According to The Latin American Tribune, US District Court Judge Thomas Griesa has granted a stay in a long-running debt case that allows Citibank to process a payment by Argentina to holders of restructured local-law government bonds, although he set another hearing in 30 days so holdout hedge funds can seek to reverse the decision and block future payments.
The stay allows Citibank’s Argentine subsidiary to avoid penalties that Buenos Aires has vowed to impose on the financial institution if it does not process a $5 million payment to be made on June 26--by Tuesday’s deadline.
Judge Griesa had issued an order in July stating that his 2012 injunction barring Argentina from making payments on the restructured debt before settling with a small group of holdout hedge funds also applies to bonds governed by local law.
But in agreeing to a temporary stay on that order at a hearing on Friday, he accepted for now Citibank’s argument that the Argentine bonds for which it is serving as trustee are governed by local law and should therefore not be affected by his simultaneous-payment ruling.
Bank of New York Mellon is the trustee for other exchange bonds not governed by Argentine law, and that institution refused to violate Griesa’s order and process a $539 million debt-service payment Buenos Aires deposited in late June.
In a separate hearing on Monday, Griesa will determine if Argentina has acted in contempt of his Manhattan court.
Argentina defaulted on roughly $100 billion in debt in December 2001--at the time the largest sovereign default in world history--amid a financial meltdown and economic depression.
More than 92% of Argentina’s creditors accepted steep haircuts in 2005 and 2010 debt re-structurings.
COMMENT: A small group of holdouts that bought Argentine debt in the wake of the 2001 default have refused to accept the swaps and are continuing to seek 100 cents on the dollar for their bonds.
Among the holdout creditors are several hedge funds, led by Elliott Management Corp.’s NML Capital Ltd unit and Aurelius Capital Management, that sued Buenos Aires in the US courts for full payment on bonds they bought at large discounts in 2002.
In 2012, Judge Griesa ordered Buenos Aires to pay the litigants more than $1.3 billion. Argentina’s appeal of the decision reached the US Supreme Court in June, but the justices declined to hear the challenge.
As part of that 2012 judgment, Griesa issued an injunction--based on a clause in the bonds that states that all bondholders must be treated equally--that bars Argentina from paying the exchange bondholders before settling with the holdouts.

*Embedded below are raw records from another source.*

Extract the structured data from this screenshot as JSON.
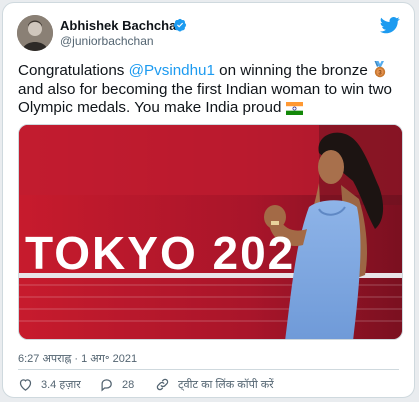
{
  "author": {
    "name": "Abhishek Bachchan",
    "handle": "@juniorbachchan",
    "verified_icon": "verified-badge-icon",
    "platform_icon": "twitter-bird-icon"
  },
  "tweet": {
    "text_part1": "Congratulations ",
    "mention": "@Pvsindhu1",
    "text_part2": " on winning the bronze",
    "text_part3": " and also for becoming the first Indian woman to win two Olympic medals. You make India proud ",
    "emoji_medal": "bronze-medal-emoji",
    "emoji_flag": "india-flag-emoji"
  },
  "media": {
    "banner_text": "TOKYO 202",
    "description_icon": "photo"
  },
  "timestamp": "6:27 अपराह्न · 1 अग॰ 2021",
  "actions": {
    "likes": "3.4 हज़ार",
    "replies": "28",
    "copy_link": "ट्वीट का लिंक कॉपी करें"
  },
  "colors": {
    "accent": "#1d9bf0",
    "text": "#0f1419",
    "muted": "#536471",
    "border": "#cfd9de",
    "banner_red": "#b8182a"
  }
}
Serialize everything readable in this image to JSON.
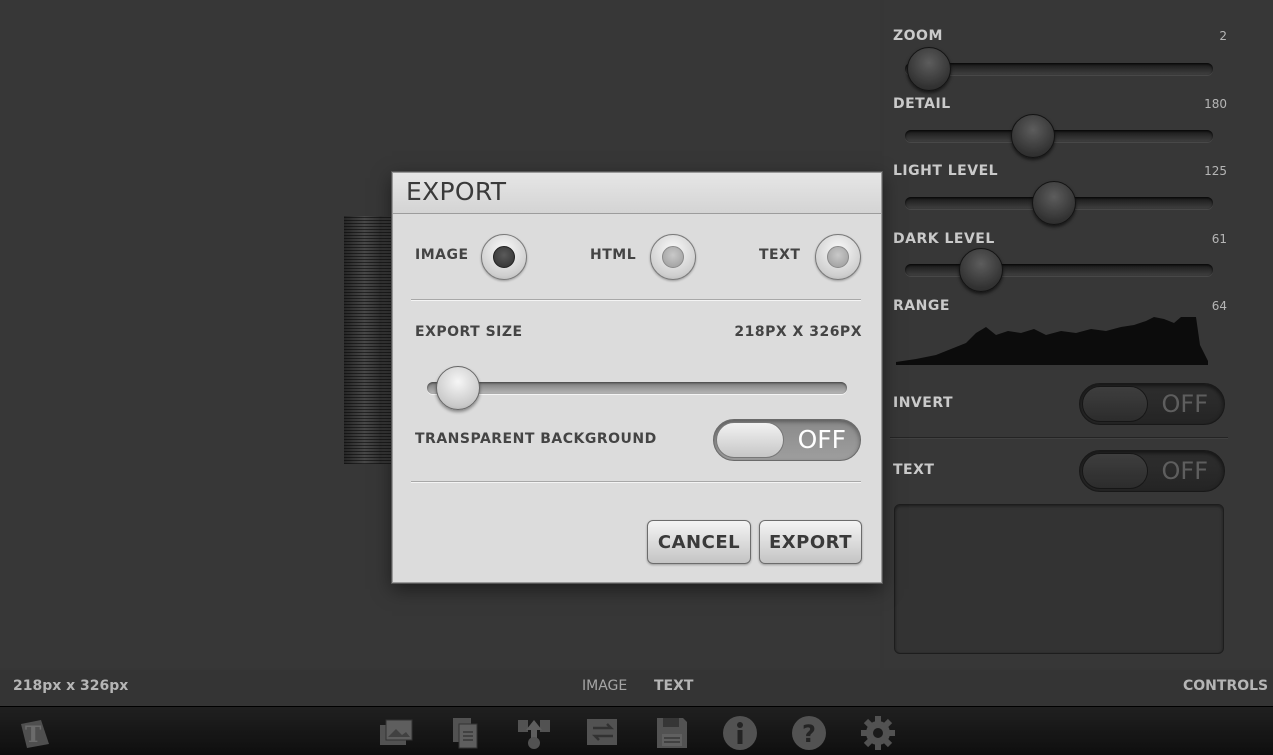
{
  "status_bar": {
    "dimensions": "218px x 326px",
    "view_image": "IMAGE",
    "view_text": "TEXT",
    "controls": "CONTROLS"
  },
  "controls": {
    "zoom": {
      "label": "ZOOM",
      "value": "2"
    },
    "detail": {
      "label": "DETAIL",
      "value": "180"
    },
    "light_level": {
      "label": "LIGHT LEVEL",
      "value": "125"
    },
    "dark_level": {
      "label": "DARK LEVEL",
      "value": "61"
    },
    "range": {
      "label": "RANGE",
      "value": "64"
    },
    "invert": {
      "label": "INVERT",
      "state": "OFF"
    },
    "text": {
      "label": "TEXT",
      "state": "OFF"
    }
  },
  "dialog": {
    "title": "EXPORT",
    "options": {
      "image": "IMAGE",
      "html": "HTML",
      "text": "TEXT",
      "selected": "IMAGE"
    },
    "export_size_label": "EXPORT SIZE",
    "export_size_value": "218PX X 326PX",
    "transparent_background_label": "TRANSPARENT BACKGROUND",
    "transparent_background_state": "OFF",
    "cancel_label": "CANCEL",
    "export_label": "EXPORT"
  },
  "toolbar": {
    "icons": [
      "app-logo-icon",
      "gallery-icon",
      "documents-icon",
      "share-icon",
      "swap-icon",
      "save-icon",
      "info-icon",
      "help-icon",
      "settings-icon"
    ]
  }
}
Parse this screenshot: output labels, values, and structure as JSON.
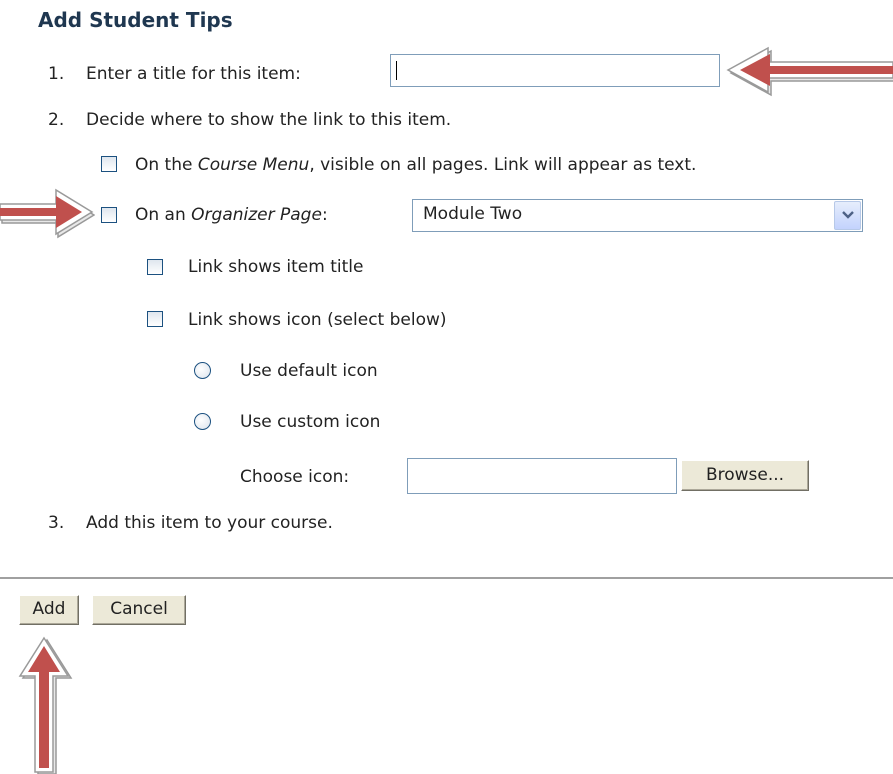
{
  "form": {
    "title": "Add Student Tips",
    "step1": {
      "number": "1.",
      "label": "Enter a title for this item:",
      "value": ""
    },
    "step2": {
      "number": "2.",
      "label": "Decide where to show the link to this item."
    },
    "course_menu": {
      "prefix": "On the ",
      "italic": "Course Menu",
      "suffix": ", visible on all pages. Link will appear as text."
    },
    "organizer": {
      "prefix": "On an ",
      "italic": "Organizer Page",
      "suffix": ":",
      "selected": "Module Two"
    },
    "link_title": "Link shows item title",
    "link_icon": "Link shows icon (select below)",
    "default_icon": "Use default icon",
    "custom_icon": "Use custom icon",
    "choose_icon": {
      "label": "Choose icon:",
      "value": "",
      "browse": "Browse..."
    },
    "step3": {
      "number": "3.",
      "label": "Add this item to your course."
    }
  },
  "buttons": {
    "add": "Add",
    "cancel": "Cancel"
  },
  "colors": {
    "heading": "#1f3750",
    "arrow": "#c0504d",
    "border": "#7f9db9"
  },
  "icons": [
    "arrow-left-icon",
    "arrow-right-icon",
    "arrow-up-icon",
    "chevron-down-icon"
  ]
}
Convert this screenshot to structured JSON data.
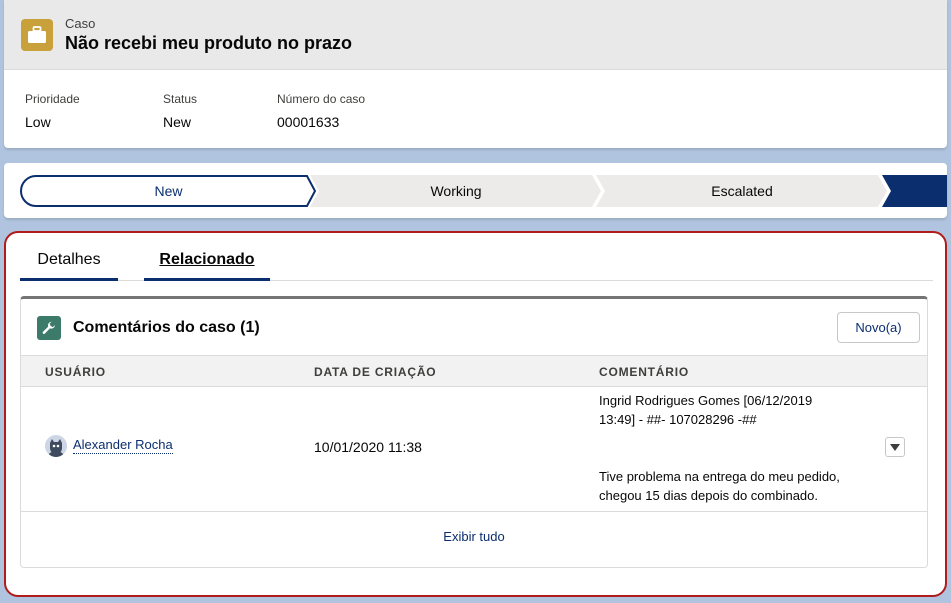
{
  "header": {
    "object_label": "Caso",
    "record_title": "Não recebi meu produto no prazo",
    "icon": "briefcase-icon",
    "icon_color": "#c8a13a",
    "fields": [
      {
        "label": "Prioridade",
        "value": "Low"
      },
      {
        "label": "Status",
        "value": "New"
      },
      {
        "label": "Número do caso",
        "value": "00001633"
      }
    ]
  },
  "path": {
    "steps": [
      {
        "label": "New",
        "state": "current"
      },
      {
        "label": "Working",
        "state": "incomplete"
      },
      {
        "label": "Escalated",
        "state": "incomplete"
      },
      {
        "label": "",
        "state": "closed"
      }
    ],
    "colors": {
      "current_border": "#0b2e6f",
      "incomplete": "#ecebea",
      "closed": "#0b2e6f"
    }
  },
  "tabs": [
    {
      "label": "Detalhes"
    },
    {
      "label": "Relacionado",
      "active": true
    }
  ],
  "related": {
    "title": "Comentários do caso (1)",
    "icon": "wrench-icon",
    "icon_color": "#3c7a6a",
    "new_button": "Novo(a)",
    "columns": [
      "USUÁRIO",
      "DATA DE CRIAÇÃO",
      "COMENTÁRIO"
    ],
    "rows": [
      {
        "user": "Alexander Rocha",
        "created": "10/01/2020 11:38",
        "comment_lines_1": [
          "Ingrid Rodrigues Gomes [06/12/2019",
          "13:49] - ##- 107028296 -##"
        ],
        "comment_lines_2": [
          "Tive problema na entrega do meu pedido,",
          "chegou 15 dias depois do combinado."
        ]
      }
    ],
    "view_all": "Exibir tudo"
  },
  "highlight_border_color": "#b01b1b"
}
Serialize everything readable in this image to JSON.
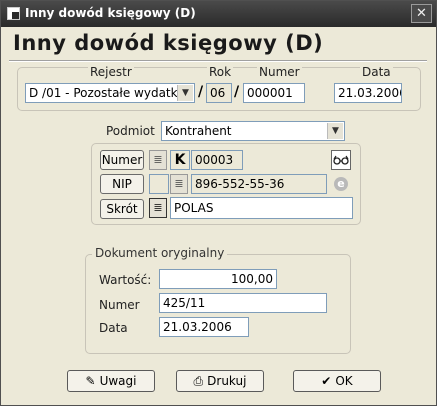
{
  "window": {
    "title": "Inny dowód księgowy (D)",
    "close_glyph": "✕"
  },
  "heading": "Inny dowód księgowy (D)",
  "rejestr": {
    "label_rejestr": "Rejestr",
    "label_rok": "Rok",
    "label_numer": "Numer",
    "label_data": "Data",
    "rejestr_value": "D /01  - Pozostałe wydatk",
    "rok_value": "06",
    "numer_value": "000001",
    "data_value": "21.03.2006",
    "separator": "/"
  },
  "podmiot": {
    "label": "Podmiot",
    "selected": "Kontrahent",
    "numer_btn": "Numer",
    "nip_btn": "NIP",
    "skrot_btn": "Skrót",
    "k_flag": "K",
    "numer_value": "00003",
    "nip_value": "896-552-55-36",
    "skrot_value": "POLAS"
  },
  "dokument": {
    "legend": "Dokument oryginalny",
    "wartosc_label": "Wartość:",
    "wartosc_value": "100,00",
    "numer_label": "Numer",
    "numer_value": "425/11",
    "data_label": "Data",
    "data_value": "21.03.2006"
  },
  "buttons": {
    "uwagi": "Uwagi",
    "drukuj": "Drukuj",
    "ok": "OK"
  },
  "icons": {
    "list": "≣",
    "glasses": "👓",
    "globe": "e",
    "pencil": "✎",
    "printer": "⎙",
    "check": "✔"
  }
}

Argentine President Cristina Fernández’s administration has refused to settle with the holdouts, saying full payment to the hedge funds would lead other holdout bondholders to demand the same, creating a potential liability of some $15 billion, equivalent to roughly half of Argentina’s foreign-exchange reserves.
The origins of the debt problem go back to Argentina’s 1976-1983 military regime, which presided over a 465% expansion in public indebtedness.